Give every line of the data again, exactly as it is written.

==========

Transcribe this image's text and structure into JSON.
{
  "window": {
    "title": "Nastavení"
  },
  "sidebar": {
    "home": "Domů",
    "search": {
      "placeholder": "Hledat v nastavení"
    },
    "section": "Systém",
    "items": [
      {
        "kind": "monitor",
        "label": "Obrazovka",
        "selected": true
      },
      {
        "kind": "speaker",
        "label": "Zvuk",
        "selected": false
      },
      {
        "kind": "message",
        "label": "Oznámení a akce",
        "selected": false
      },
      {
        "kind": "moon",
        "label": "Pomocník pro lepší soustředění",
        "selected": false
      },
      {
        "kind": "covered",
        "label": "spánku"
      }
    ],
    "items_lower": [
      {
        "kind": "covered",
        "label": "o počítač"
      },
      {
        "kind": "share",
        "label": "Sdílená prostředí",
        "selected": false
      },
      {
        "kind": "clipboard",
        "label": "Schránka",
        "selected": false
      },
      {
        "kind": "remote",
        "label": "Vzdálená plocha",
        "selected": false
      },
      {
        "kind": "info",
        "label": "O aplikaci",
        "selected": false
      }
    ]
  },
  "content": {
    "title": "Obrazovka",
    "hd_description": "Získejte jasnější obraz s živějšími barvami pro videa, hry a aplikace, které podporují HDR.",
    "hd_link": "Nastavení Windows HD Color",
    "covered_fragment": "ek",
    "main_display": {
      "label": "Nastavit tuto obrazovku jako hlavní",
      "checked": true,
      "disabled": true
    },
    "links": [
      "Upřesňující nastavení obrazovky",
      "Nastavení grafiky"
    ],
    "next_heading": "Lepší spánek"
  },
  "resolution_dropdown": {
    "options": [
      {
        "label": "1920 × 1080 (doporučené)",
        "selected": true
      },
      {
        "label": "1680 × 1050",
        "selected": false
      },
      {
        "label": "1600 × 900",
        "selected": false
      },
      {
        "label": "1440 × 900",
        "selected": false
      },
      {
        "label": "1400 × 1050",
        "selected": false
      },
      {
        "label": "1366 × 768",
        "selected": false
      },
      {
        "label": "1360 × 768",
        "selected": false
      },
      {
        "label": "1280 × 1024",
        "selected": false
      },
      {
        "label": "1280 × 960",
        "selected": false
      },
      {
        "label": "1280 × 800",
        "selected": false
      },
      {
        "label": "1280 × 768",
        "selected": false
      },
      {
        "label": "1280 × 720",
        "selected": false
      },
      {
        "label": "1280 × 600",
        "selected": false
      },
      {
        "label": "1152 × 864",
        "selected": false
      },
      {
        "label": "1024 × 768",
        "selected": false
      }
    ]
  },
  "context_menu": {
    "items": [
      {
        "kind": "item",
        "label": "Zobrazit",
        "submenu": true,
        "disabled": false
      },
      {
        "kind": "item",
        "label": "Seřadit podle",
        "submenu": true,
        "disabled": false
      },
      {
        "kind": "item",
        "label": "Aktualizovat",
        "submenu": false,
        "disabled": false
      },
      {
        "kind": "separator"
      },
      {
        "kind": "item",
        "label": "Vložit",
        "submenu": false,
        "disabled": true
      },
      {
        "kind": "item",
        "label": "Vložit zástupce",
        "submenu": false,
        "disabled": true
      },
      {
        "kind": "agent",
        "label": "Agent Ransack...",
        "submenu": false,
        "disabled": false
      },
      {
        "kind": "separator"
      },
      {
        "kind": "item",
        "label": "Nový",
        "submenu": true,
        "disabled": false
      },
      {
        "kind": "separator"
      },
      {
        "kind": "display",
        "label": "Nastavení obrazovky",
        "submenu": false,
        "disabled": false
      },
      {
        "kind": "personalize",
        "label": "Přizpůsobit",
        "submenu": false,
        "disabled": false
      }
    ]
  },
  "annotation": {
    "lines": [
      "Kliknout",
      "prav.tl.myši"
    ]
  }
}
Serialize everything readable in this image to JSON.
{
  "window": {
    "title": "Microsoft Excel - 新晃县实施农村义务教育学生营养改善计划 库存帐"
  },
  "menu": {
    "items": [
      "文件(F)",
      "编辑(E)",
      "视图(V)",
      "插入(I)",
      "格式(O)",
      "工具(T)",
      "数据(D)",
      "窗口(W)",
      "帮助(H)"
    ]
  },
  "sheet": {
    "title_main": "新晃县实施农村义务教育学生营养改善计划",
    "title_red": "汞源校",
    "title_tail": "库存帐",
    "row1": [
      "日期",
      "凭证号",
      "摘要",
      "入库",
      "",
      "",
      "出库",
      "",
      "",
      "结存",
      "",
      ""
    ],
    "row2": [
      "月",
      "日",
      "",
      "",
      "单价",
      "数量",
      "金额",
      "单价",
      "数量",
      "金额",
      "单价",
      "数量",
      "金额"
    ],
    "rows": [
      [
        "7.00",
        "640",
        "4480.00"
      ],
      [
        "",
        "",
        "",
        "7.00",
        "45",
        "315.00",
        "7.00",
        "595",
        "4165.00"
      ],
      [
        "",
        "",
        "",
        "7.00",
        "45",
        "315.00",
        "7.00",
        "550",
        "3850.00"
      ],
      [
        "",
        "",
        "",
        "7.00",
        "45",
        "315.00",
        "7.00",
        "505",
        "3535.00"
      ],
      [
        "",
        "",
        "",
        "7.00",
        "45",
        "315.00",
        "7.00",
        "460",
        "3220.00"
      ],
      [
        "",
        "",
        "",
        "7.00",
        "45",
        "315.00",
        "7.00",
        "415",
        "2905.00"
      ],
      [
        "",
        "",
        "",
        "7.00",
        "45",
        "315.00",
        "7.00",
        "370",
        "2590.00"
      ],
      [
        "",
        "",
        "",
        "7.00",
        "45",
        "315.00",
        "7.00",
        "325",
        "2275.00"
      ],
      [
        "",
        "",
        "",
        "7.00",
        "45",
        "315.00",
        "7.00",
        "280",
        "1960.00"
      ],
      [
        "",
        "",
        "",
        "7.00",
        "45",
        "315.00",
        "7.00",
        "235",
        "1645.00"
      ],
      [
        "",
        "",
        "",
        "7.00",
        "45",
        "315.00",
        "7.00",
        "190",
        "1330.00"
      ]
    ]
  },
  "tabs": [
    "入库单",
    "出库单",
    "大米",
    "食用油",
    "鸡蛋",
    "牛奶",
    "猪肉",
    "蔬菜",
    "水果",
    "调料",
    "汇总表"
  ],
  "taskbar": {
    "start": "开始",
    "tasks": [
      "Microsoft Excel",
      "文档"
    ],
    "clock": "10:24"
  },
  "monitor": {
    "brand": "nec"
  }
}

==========

**Result of this task**.
Transcribe this image's text and structure into JSON.
{
  "window": {
    "title": "Nastavení"
  },
  "sidebar": {
    "home": "Domů",
    "search": {
      "placeholder": "Hledat v nastavení"
    },
    "section": "Systém",
    "items": [
      {
        "kind": "monitor",
        "label": "Obrazovka",
        "selected": true
      },
      {
        "kind": "speaker",
        "label": "Zvuk",
        "selected": false
      },
      {
        "kind": "message",
        "label": "Oznámení a akce",
        "selected": false
      },
      {
        "kind": "moon",
        "label": "Pomocník pro lepší soustředění",
        "selected": false
      },
      {
        "kind": "covered",
        "label": "spánku"
      }
    ],
    "items_lower": [
      {
        "kind": "covered",
        "label": "o počítač"
      },
      {
        "kind": "share",
        "label": "Sdílená prostředí",
        "selected": false
      },
      {
        "kind": "clipboard",
        "label": "Schránka",
        "selected": false
      },
      {
        "kind": "remote",
        "label": "Vzdálená plocha",
        "selected": false
      },
      {
        "kind": "info",
        "label": "O aplikaci",
        "selected": false
      }
    ]
  },
  "content": {
    "title": "Obrazovka",
    "hd_description": "Získejte jasnější obraz s živějšími barvami pro videa, hry a aplikace, které podporují HDR.",
    "hd_link": "Nastavení Windows HD Color",
    "covered_fragment": "ek",
    "main_display": {
      "label": "Nastavit tuto obrazovku jako hlavní",
      "checked": true,
      "disabled": true
    },
    "links": [
      "Upřesňující nastavení obrazovky",
      "Nastavení grafiky"
    ],
    "next_heading": "Lepší spánek"
  },
  "resolution_dropdown": {
    "options": [
      {
        "label": "1920 × 1080 (doporučené)",
        "selected": true
      },
      {
        "label": "1680 × 1050",
        "selected": false
      },
      {
        "label": "1600 × 900",
        "selected": false
      },
      {
        "label": "1440 × 900",
        "selected": false
      },
      {
        "label": "1400 × 1050",
        "selected": false
      },
      {
        "label": "1366 × 768",
        "selected": false
      },
      {
        "label": "1360 × 768",
        "selected": false
      },
      {
        "label": "1280 × 1024",
        "selected": false
      },
      {
        "label": "1280 × 960",
        "selected": false
      },
      {
        "label": "1280 × 800",
        "selected": false
      },
      {
        "label": "1280 × 768",
        "selected": false
      },
      {
        "label": "1280 × 720",
        "selected": false
      },
      {
        "label": "1280 × 600",
        "selected": false
      },
      {
        "label": "1152 × 864",
        "selected": false
      },
      {
        "label": "1024 × 768",
        "selected": false
      }
    ]
  },
  "context_menu": {
    "items": [
      {
        "kind": "item",
        "label": "Zobrazit",
        "submenu": true,
        "disabled": false
      },
      {
        "kind": "item",
        "label": "Seřadit podle",
        "submenu": true,
        "disabled": false
      },
      {
        "kind": "item",
        "label": "Aktualizovat",
        "submenu": false,
        "disabled": false
      },
      {
        "kind": "separator"
      },
      {
        "kind": "item",
        "label": "Vložit",
        "submenu": false,
        "disabled": true
      },
      {
        "kind": "item",
        "label": "Vložit zástupce",
        "submenu": false,
        "disabled": true
      },
      {
        "kind": "agent",
        "label": "Agent Ransack...",
        "submenu": false,
        "disabled": false
      },
      {
        "kind": "separator"
      },
      {
        "kind": "item",
        "label": "Nový",
        "submenu": true,
        "disabled": false
      },
      {
        "kind": "separator"
      },
      {
        "kind": "display",
        "label": "Nastavení obrazovky",
        "submenu": false,
        "disabled": false
      },
      {
        "kind": "personalize",
        "label": "Přizpůsobit",
        "submenu": false,
        "disabled": false
      }
    ]
  },
  "annotation": {
    "lines": [
      "Kliknout",
      "prav.tl.myši"
    ]
  }
}
Serialize everything readable in this image to JSON.
{
  "window": {
    "title": "Microsoft Excel - 新晃县实施农村义务教育学生营养改善计划 库存帐"
  },
  "menu": {
    "items": [
      "文件(F)",
      "编辑(E)",
      "视图(V)",
      "插入(I)",
      "格式(O)",
      "工具(T)",
      "数据(D)",
      "窗口(W)",
      "帮助(H)"
    ]
  },
  "sheet": {
    "title_main": "新晃县实施农村义务教育学生营养改善计划",
    "title_red": "汞源校",
    "title_tail": "库存帐",
    "row1": [
      "日期",
      "凭证号",
      "摘要",
      "入库",
      "",
      "",
      "出库",
      "",
      "",
      "结存",
      "",
      ""
    ],
    "row2": [
      "月",
      "日",
      "",
      "",
      "单价",
      "数量",
      "金额",
      "单价",
      "数量",
      "金额",
      "单价",
      "数量",
      "金额"
    ],
    "rows": [
      [
        "7.00",
        "640",
        "4480.00"
      ],
      [
        "",
        "",
        "",
        "7.00",
        "45",
        "315.00",
        "7.00",
        "595",
        "4165.00"
      ],
      [
        "",
        "",
        "",
        "7.00",
        "45",
        "315.00",
        "7.00",
        "550",
        "3850.00"
      ],
      [
        "",
        "",
        "",
        "7.00",
        "45",
        "315.00",
        "7.00",
        "505",
        "3535.00"
      ],
      [
        "",
        "",
        "",
        "7.00",
        "45",
        "315.00",
        "7.00",
        "460",
        "3220.00"
      ],
      [
        "",
        "",
        "",
        "7.00",
        "45",
        "315.00",
        "7.00",
        "415",
        "2905.00"
      ],
      [
        "",
        "",
        "",
        "7.00",
        "45",
        "315.00",
        "7.00",
        "370",
        "2590.00"
      ],
      [
        "",
        "",
        "",
        "7.00",
        "45",
        "315.00",
        "7.00",
        "325",
        "2275.00"
      ],
      [
        "",
        "",
        "",
        "7.00",
        "45",
        "315.00",
        "7.00",
        "280",
        "1960.00"
      ],
      [
        "",
        "",
        "",
        "7.00",
        "45",
        "315.00",
        "7.00",
        "235",
        "1645.00"
      ],
      [
        "",
        "",
        "",
        "7.00",
        "45",
        "315.00",
        "7.00",
        "190",
        "1330.00"
      ]
    ]
  },
  "tabs": [
    "入库单",
    "出库单",
    "大米",
    "食用油",
    "鸡蛋",
    "牛奶",
    "猪肉",
    "蔬菜",
    "水果",
    "调料",
    "汇总表"
  ],
  "taskbar": {
    "start": "开始",
    "tasks": [
      "Microsoft Excel",
      "文档"
    ],
    "clock": "10:24"
  },
  "monitor": {
    "brand": "nec"
  }
}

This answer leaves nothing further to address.